 Under certain circumstances, we can be induced to refrain from what we want to do. To allow ourselves to be told what we ought to do, that is, to want what others, and not we ourselves, consider to be right—to this we submit only to the extent that we do not feel free.
 Outer forces can prevent me from doing what I will. In that case, they simply condemn me to inaction or to unfreedom. Only if they subjugate my spirit, drive my motives from my head, and replace them with their own— only then do they really intend to make me unfree. This is why the Church is not merely against actions, but particularly against impure thoughts, the motives for my actions. The Church makes me unfree when it sees as impure all motives it has not itself decreed. A church or any other community creates unfreedom when its priests or teachers turn themselves into keepers of conscience, so that the faithful (in the confessional) must take the motives for their actions from them.
Addendum to the new edition (1918)
 This discussion of human will shows what human beings can experience in their actions so that, through this experience, they arrive at the awareness: “My will is free.” It is especially significant that the justification for calling a will “free” comes from the experience that a conceptual intuition realizes itself in the will. This can result only from observation; and it does so only when human willing observes itself in a stream of development whose aim is precisely to make possible willing carried by purely conceptual intuition. This is achievable because in conceptual intuition nothing but its own self-based essence is at work. Whenever such an intuition is present in human consciousness, it has not developed from the processes of the organism (cf. pp. 135 ff.). Rather, organic activity has withdrawn to make room for conceptual activity. If I observe willing that is the image of an intuition, then all organically necessary activity has withdrawn from that willing. The will is free. Such freedom of will cannot be observed by someone unable to see that free willing consists in the fact that the necessary activity of the human organism is first numbed and suppressed by the intuitive element, and then replaced by the spiritual activity of the idea-filled will. Only someone who cannot make this observation of the twofold nature of a free act of will believes that all willing is unfree. Anyone who can make the observation struggles through to the insight that human beings are unfree to the extent that they cannot complete the process of restraining the organic activity; but that such unfreedom strives toward freedom, which is in no way an abstract ideal, but a guiding power inherent in human nature.

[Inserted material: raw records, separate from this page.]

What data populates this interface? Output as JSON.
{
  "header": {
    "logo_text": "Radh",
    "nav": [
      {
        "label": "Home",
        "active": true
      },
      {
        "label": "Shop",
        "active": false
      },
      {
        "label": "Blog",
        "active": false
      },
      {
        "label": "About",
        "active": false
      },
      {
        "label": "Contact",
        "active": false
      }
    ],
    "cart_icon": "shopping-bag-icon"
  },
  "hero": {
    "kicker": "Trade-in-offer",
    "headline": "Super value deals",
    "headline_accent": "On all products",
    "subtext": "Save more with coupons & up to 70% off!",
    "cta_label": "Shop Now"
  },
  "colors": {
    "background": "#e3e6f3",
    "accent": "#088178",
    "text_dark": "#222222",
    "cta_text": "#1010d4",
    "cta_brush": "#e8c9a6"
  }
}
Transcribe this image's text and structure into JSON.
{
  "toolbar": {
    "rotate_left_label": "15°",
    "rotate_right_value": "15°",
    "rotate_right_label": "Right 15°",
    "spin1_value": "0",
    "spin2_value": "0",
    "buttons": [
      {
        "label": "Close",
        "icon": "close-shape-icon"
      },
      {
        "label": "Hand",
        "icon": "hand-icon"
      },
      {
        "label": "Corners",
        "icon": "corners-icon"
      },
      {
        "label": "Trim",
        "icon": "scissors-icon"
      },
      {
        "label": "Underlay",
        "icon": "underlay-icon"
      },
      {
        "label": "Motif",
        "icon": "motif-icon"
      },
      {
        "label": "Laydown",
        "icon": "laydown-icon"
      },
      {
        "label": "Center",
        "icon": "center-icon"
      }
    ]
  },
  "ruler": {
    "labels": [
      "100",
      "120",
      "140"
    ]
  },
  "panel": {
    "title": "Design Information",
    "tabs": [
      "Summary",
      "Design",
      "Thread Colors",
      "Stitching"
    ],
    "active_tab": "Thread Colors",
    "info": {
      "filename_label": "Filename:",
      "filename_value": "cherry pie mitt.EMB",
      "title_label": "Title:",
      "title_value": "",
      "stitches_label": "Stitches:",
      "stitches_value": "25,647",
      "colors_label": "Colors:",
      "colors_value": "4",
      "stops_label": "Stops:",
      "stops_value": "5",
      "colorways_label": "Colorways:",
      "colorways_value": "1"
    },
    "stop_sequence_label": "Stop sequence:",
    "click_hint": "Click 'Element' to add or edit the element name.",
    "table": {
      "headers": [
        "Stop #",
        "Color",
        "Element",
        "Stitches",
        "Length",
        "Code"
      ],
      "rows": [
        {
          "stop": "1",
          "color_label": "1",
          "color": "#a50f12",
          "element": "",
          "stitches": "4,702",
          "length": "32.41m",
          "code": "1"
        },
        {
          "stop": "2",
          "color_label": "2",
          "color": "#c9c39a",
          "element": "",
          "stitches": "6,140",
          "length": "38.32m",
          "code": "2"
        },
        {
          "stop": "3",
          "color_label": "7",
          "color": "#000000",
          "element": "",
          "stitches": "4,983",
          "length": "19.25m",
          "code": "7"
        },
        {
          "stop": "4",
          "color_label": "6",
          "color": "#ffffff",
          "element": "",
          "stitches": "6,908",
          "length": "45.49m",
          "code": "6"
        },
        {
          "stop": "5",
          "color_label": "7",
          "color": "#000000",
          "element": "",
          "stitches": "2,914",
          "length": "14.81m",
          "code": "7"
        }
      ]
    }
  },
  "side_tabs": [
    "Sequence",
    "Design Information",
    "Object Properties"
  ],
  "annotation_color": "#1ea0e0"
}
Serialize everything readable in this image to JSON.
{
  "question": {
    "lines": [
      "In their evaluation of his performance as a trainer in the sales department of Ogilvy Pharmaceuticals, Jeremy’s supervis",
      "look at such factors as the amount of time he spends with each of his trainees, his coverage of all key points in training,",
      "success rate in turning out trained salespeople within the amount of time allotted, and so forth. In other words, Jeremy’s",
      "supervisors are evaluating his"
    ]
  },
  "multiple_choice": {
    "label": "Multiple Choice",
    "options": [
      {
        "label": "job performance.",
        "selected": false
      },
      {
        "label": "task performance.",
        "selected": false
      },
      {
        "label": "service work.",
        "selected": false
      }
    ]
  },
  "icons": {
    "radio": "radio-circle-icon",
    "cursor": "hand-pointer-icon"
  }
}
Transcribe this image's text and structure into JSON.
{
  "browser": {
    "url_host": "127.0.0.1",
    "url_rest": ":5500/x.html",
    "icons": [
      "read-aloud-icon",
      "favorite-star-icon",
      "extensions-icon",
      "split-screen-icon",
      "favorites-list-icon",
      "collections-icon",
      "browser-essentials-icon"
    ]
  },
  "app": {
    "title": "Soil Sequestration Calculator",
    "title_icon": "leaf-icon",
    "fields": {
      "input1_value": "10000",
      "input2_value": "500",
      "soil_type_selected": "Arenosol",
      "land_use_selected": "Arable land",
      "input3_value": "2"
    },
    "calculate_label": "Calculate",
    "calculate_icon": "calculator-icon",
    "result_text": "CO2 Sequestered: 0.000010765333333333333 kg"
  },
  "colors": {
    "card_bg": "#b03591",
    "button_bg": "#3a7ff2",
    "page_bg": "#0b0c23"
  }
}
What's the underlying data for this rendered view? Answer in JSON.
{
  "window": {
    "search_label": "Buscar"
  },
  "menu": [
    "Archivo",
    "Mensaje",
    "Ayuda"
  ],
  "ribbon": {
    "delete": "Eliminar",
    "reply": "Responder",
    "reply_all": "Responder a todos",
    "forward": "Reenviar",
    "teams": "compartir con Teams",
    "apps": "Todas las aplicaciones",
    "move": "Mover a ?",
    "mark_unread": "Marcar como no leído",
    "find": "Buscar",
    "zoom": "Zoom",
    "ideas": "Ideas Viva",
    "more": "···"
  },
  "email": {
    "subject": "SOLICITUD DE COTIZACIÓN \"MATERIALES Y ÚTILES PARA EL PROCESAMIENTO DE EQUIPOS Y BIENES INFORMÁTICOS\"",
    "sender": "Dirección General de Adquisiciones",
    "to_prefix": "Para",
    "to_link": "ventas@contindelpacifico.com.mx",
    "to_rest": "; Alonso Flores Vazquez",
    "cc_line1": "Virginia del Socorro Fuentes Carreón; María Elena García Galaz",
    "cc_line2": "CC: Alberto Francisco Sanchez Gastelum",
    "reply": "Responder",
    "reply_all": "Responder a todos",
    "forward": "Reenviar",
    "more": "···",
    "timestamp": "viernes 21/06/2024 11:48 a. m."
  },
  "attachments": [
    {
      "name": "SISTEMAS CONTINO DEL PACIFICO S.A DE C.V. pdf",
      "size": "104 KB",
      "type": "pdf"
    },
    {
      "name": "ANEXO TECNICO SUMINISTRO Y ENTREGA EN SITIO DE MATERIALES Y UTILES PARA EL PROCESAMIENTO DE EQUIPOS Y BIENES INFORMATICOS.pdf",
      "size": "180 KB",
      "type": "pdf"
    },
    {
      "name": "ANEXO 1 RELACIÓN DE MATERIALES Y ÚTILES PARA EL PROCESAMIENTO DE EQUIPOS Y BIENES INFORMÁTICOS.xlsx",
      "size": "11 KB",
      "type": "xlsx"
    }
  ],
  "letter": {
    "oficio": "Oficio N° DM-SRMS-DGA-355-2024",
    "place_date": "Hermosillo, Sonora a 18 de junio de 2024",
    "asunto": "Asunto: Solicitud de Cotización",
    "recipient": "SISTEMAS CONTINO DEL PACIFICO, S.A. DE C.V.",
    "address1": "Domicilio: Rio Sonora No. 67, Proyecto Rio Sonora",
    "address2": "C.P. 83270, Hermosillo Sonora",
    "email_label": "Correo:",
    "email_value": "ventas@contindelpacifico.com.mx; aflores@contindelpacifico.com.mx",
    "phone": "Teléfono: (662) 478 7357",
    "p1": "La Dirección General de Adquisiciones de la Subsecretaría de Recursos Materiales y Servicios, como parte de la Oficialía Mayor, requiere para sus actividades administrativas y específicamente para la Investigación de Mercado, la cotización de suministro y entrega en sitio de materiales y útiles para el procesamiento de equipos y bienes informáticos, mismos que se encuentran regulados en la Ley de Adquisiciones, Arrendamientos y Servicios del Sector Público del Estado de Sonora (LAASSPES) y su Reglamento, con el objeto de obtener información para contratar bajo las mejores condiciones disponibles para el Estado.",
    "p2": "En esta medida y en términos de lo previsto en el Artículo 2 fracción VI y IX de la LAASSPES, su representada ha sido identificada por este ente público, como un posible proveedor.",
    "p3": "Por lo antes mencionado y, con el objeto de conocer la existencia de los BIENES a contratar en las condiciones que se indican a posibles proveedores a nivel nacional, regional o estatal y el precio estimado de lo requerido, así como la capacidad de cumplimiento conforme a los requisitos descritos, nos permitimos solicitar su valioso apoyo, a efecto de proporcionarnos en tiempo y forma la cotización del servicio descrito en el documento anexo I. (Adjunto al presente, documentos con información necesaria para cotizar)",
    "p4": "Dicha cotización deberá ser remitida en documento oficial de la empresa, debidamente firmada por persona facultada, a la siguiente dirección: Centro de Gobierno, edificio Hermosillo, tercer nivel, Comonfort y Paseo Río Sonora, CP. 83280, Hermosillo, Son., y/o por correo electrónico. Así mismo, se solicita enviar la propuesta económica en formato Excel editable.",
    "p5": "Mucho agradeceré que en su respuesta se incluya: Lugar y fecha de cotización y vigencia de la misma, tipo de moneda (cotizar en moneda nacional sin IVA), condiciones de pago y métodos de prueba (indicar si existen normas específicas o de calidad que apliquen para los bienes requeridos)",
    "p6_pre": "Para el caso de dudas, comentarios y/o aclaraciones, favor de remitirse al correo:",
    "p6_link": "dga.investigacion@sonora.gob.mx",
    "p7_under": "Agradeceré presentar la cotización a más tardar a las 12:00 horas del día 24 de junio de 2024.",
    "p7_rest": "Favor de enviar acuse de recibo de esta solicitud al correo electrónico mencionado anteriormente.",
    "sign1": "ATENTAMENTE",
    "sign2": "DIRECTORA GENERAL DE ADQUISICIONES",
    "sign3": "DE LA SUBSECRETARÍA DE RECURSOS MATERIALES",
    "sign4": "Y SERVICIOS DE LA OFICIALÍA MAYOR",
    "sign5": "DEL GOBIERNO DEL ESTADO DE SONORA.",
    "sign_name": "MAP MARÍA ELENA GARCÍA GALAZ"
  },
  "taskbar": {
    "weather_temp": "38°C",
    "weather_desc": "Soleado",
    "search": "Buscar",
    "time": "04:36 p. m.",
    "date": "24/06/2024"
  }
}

Human beings are free to the extent that they can realize, in their willing, the same mood of soul that lives in them when they are conscious of forming purely conceptual (spiritual) intuitions.